Would you retype the whole listing verbatim, keeping pictures out of it?

● **SOURCE MATERIAL**
=-=-=

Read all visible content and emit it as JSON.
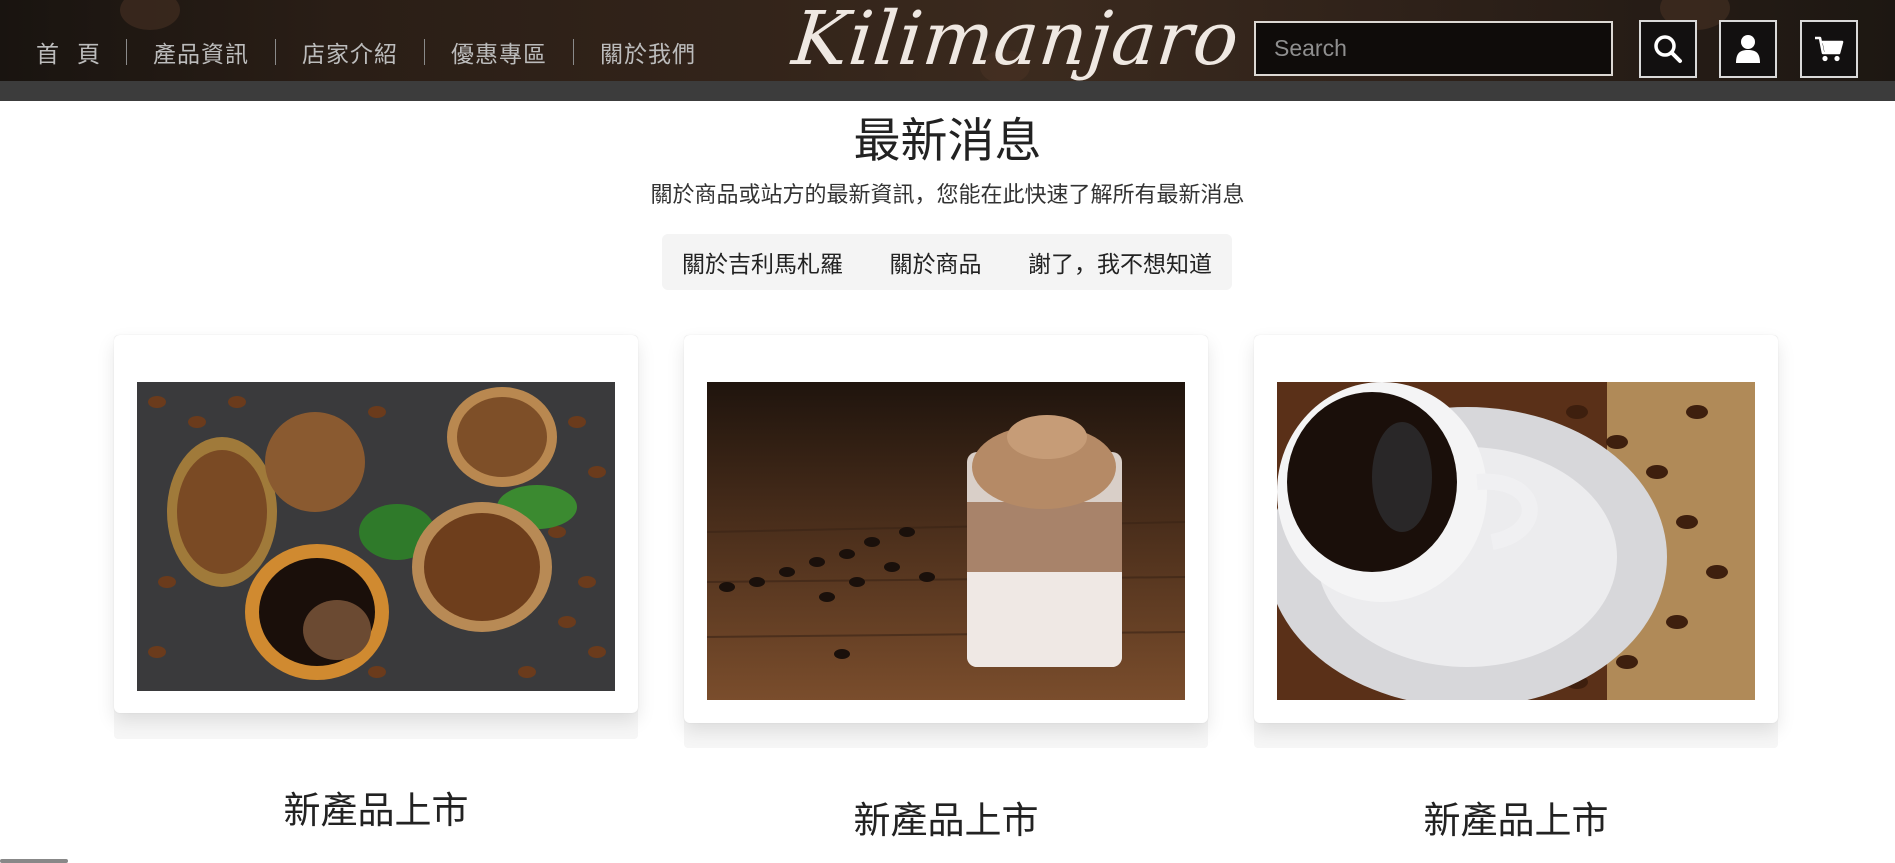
{
  "header": {
    "nav": [
      "首頁",
      "產品資訊",
      "店家介紹",
      "優惠專區",
      "關於我們"
    ],
    "logo_text": "Kilimanjaro",
    "search_placeholder": "Search",
    "icons": [
      "search-icon",
      "user-icon",
      "cart-icon"
    ]
  },
  "main": {
    "title": "最新消息",
    "subtitle": "關於商品或站方的最新資訊，您能在此快速了解所有最新消息",
    "tabs": [
      "關於吉利馬札羅",
      "關於商品",
      "謝了，我不想知道"
    ],
    "cards": [
      {
        "title": "新產品上市",
        "image": "coffee beans, ground coffee and espresso cup"
      },
      {
        "title": "新產品上市",
        "image": "dalgona whipped coffee glass on wooden table"
      },
      {
        "title": "新產品上市",
        "image": "black coffee cup on saucer with coffee beans"
      }
    ]
  },
  "colors": {
    "header_bg": "#2a1e16",
    "strip": "#3c3c3c",
    "tabs_bg": "#f4f4f4",
    "text": "#222222"
  }
}
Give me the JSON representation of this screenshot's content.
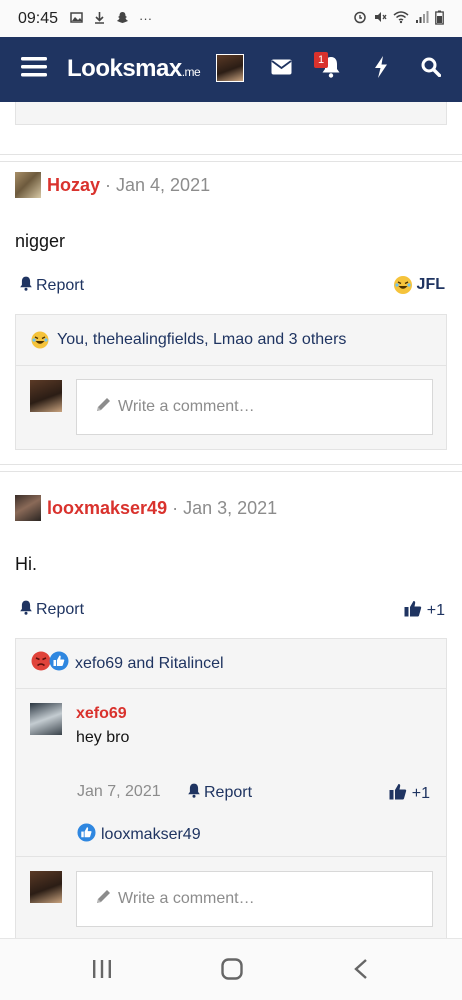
{
  "status_bar": {
    "time": "09:45",
    "more": "···"
  },
  "nav": {
    "logo_main": "Looksmax",
    "logo_suffix": ".me",
    "notification_count": "1"
  },
  "posts": [
    {
      "username": "Hozay",
      "date": "· Jan 4, 2021",
      "body": "nigger",
      "report_label": "Report",
      "reaction_label": "JFL",
      "reactions_summary": "You, thehealingfields, Lmao and 3 others",
      "comment_placeholder": "Write a comment…"
    },
    {
      "username": "looxmakser49",
      "date": "· Jan 3, 2021",
      "body": "Hi.",
      "report_label": "Report",
      "reaction_label": "+1",
      "reactions_summary": "xefo69 and Ritalincel",
      "reply": {
        "username": "xefo69",
        "body": "hey bro",
        "date": "Jan 7, 2021",
        "report_label": "Report",
        "reaction_label": "+1",
        "reactions_summary": "looxmakser49"
      },
      "comment_placeholder": "Write a comment…"
    }
  ],
  "colors": {
    "nav_bg": "#1f3461",
    "username": "#d9322d",
    "link": "#1f3461"
  }
}
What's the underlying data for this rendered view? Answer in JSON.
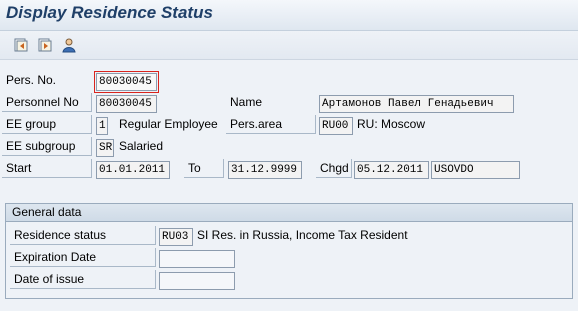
{
  "header": {
    "title": "Display Residence Status"
  },
  "toolbar": {
    "icons": [
      "previous-record-icon",
      "next-record-icon",
      "person-icon"
    ]
  },
  "form": {
    "pers_no": {
      "label": "Pers. No.",
      "value": "80030045"
    },
    "personnel_no": {
      "label": "Personnel No",
      "value": "80030045"
    },
    "name": {
      "label": "Name",
      "value": "Артамонов Павел Генадьевич"
    },
    "ee_group": {
      "label": "EE group",
      "value": "1",
      "text": "Regular Employee"
    },
    "pers_area": {
      "label": "Pers.area",
      "value": "RU00",
      "text": "RU: Moscow"
    },
    "ee_subgroup": {
      "label": "EE subgroup",
      "value": "SR",
      "text": "Salaried"
    },
    "start": {
      "label": "Start",
      "value": "01.01.2011"
    },
    "to": {
      "label": "To",
      "value": "31.12.9999"
    },
    "chgd": {
      "label": "Chgd",
      "date": "05.12.2011",
      "user": "USOVDO"
    }
  },
  "general_data": {
    "title": "General data",
    "residence_status": {
      "label": "Residence status",
      "value": "RU03",
      "text": "SI Res. in Russia, Income Tax Resident"
    },
    "expiration_date": {
      "label": "Expiration Date",
      "value": ""
    },
    "date_of_issue": {
      "label": "Date of issue",
      "value": ""
    }
  }
}
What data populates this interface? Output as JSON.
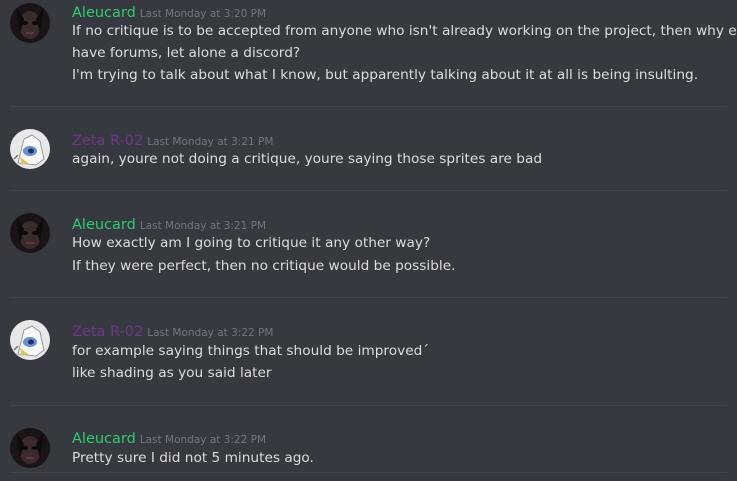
{
  "colors": {
    "background": "#36393f",
    "aleucard_name": "#2ecc71",
    "zeta_name": "#71368a",
    "message_text": "#dcddde",
    "timestamp": "#72767d"
  },
  "messages": [
    {
      "author": "Aleucard",
      "timestamp": "Last Monday at 3:20 PM",
      "avatar_icon": "dark-figure-avatar-icon",
      "lines": [
        "If no critique is to be accepted from anyone who isn't already working on the project, then why even",
        "have forums, let alone a discord?",
        "I'm trying to talk about what I know, but apparently talking about it at all is being insulting."
      ]
    },
    {
      "author": "Zeta R-02",
      "timestamp": "Last Monday at 3:21 PM",
      "avatar_icon": "white-robot-avatar-icon",
      "lines": [
        "again, youre not doing a critique, youre saying those sprites are bad"
      ]
    },
    {
      "author": "Aleucard",
      "timestamp": "Last Monday at 3:21 PM",
      "avatar_icon": "dark-figure-avatar-icon",
      "lines": [
        "How exactly am I going to critique it any other way?",
        "If they were perfect, then no critique would be possible."
      ]
    },
    {
      "author": "Zeta R-02",
      "timestamp": "Last Monday at 3:22 PM",
      "avatar_icon": "white-robot-avatar-icon",
      "lines": [
        "for example saying things that should be improved´",
        "like shading as you said later"
      ]
    },
    {
      "author": "Aleucard",
      "timestamp": "Last Monday at 3:22 PM",
      "avatar_icon": "dark-figure-avatar-icon",
      "lines": [
        "Pretty sure I did not 5 minutes ago."
      ]
    }
  ]
}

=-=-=

● **RESPONSE**
Read all visible content and emit it as JSON.
{
  "header": {
    "nav": [
      "首頁",
      "產品資訊",
      "店家介紹",
      "優惠專區",
      "關於我們"
    ],
    "logo_text": "Kilimanjaro",
    "search_placeholder": "Search",
    "icons": [
      "search-icon",
      "user-icon",
      "cart-icon"
    ]
  },
  "main": {
    "title": "最新消息",
    "subtitle": "關於商品或站方的最新資訊，您能在此快速了解所有最新消息",
    "tabs": [
      "關於吉利馬札羅",
      "關於商品",
      "謝了，我不想知道"
    ],
    "cards": [
      {
        "title": "新產品上市",
        "image": "coffee beans, ground coffee and espresso cup"
      },
      {
        "title": "新產品上市",
        "image": "dalgona whipped coffee glass on wooden table"
      },
      {
        "title": "新產品上市",
        "image": "black coffee cup on saucer with coffee beans"
      }
    ]
  },
  "colors": {
    "header_bg": "#2a1e16",
    "strip": "#3c3c3c",
    "tabs_bg": "#f4f4f4",
    "text": "#222222"
  }
}
Give me the JSON representation of this screenshot's content.
{
  "status_bar": {
    "time": "09:45",
    "more": "···"
  },
  "nav": {
    "logo_main": "Looksmax",
    "logo_suffix": ".me",
    "notification_count": "1"
  },
  "posts": [
    {
      "username": "Hozay",
      "date": "· Jan 4, 2021",
      "body": "nigger",
      "report_label": "Report",
      "reaction_label": "JFL",
      "reactions_summary": "You, thehealingfields, Lmao and 3 others",
      "comment_placeholder": "Write a comment…"
    },
    {
      "username": "looxmakser49",
      "date": "· Jan 3, 2021",
      "body": "Hi.",
      "report_label": "Report",
      "reaction_label": "+1",
      "reactions_summary": "xefo69 and Ritalincel",
      "reply": {
        "username": "xefo69",
        "body": "hey bro",
        "date": "Jan 7, 2021",
        "report_label": "Report",
        "reaction_label": "+1",
        "reactions_summary": "looxmakser49"
      },
      "comment_placeholder": "Write a comment…"
    }
  ],
  "colors": {
    "nav_bg": "#1f3461",
    "username": "#d9322d",
    "link": "#1f3461"
  }
}
What's the underlying data for this rendered view? Answer in JSON.
{
  "header": {
    "title": "Display Residence Status"
  },
  "toolbar": {
    "icons": [
      "previous-record-icon",
      "next-record-icon",
      "person-icon"
    ]
  },
  "form": {
    "pers_no": {
      "label": "Pers. No.",
      "value": "80030045"
    },
    "personnel_no": {
      "label": "Personnel No",
      "value": "80030045"
    },
    "name": {
      "label": "Name",
      "value": "Артамонов Павел Генадьевич"
    },
    "ee_group": {
      "label": "EE group",
      "value": "1",
      "text": "Regular Employee"
    },
    "pers_area": {
      "label": "Pers.area",
      "value": "RU00",
      "text": "RU: Moscow"
    },
    "ee_subgroup": {
      "label": "EE subgroup",
      "value": "SR",
      "text": "Salaried"
    },
    "start": {
      "label": "Start",
      "value": "01.01.2011"
    },
    "to": {
      "label": "To",
      "value": "31.12.9999"
    },
    "chgd": {
      "label": "Chgd",
      "date": "05.12.2011",
      "user": "USOVDO"
    }
  },
  "general_data": {
    "title": "General data",
    "residence_status": {
      "label": "Residence status",
      "value": "RU03",
      "text": "SI Res. in Russia, Income Tax Resident"
    },
    "expiration_date": {
      "label": "Expiration Date",
      "value": ""
    },
    "date_of_issue": {
      "label": "Date of issue",
      "value": ""
    }
  }
}
What data populates this interface? Output as JSON.
{
  "colors": {
    "background": "#36393f",
    "aleucard_name": "#2ecc71",
    "zeta_name": "#71368a",
    "message_text": "#dcddde",
    "timestamp": "#72767d"
  },
  "messages": [
    {
      "author": "Aleucard",
      "timestamp": "Last Monday at 3:20 PM",
      "avatar_icon": "dark-figure-avatar-icon",
      "lines": [
        "If no critique is to be accepted from anyone who isn't already working on the project, then why even",
        "have forums, let alone a discord?",
        "I'm trying to talk about what I know, but apparently talking about it at all is being insulting."
      ]
    },
    {
      "author": "Zeta R-02",
      "timestamp": "Last Monday at 3:21 PM",
      "avatar_icon": "white-robot-avatar-icon",
      "lines": [
        "again, youre not doing a critique, youre saying those sprites are bad"
      ]
    },
    {
      "author": "Aleucard",
      "timestamp": "Last Monday at 3:21 PM",
      "avatar_icon": "dark-figure-avatar-icon",
      "lines": [
        "How exactly am I going to critique it any other way?",
        "If they were perfect, then no critique would be possible."
      ]
    },
    {
      "author": "Zeta R-02",
      "timestamp": "Last Monday at 3:22 PM",
      "avatar_icon": "white-robot-avatar-icon",
      "lines": [
        "for example saying things that should be improved´",
        "like shading as you said later"
      ]
    },
    {
      "author": "Aleucard",
      "timestamp": "Last Monday at 3:22 PM",
      "avatar_icon": "dark-figure-avatar-icon",
      "lines": [
        "Pretty sure I did not 5 minutes ago."
      ]
    }
  ]
}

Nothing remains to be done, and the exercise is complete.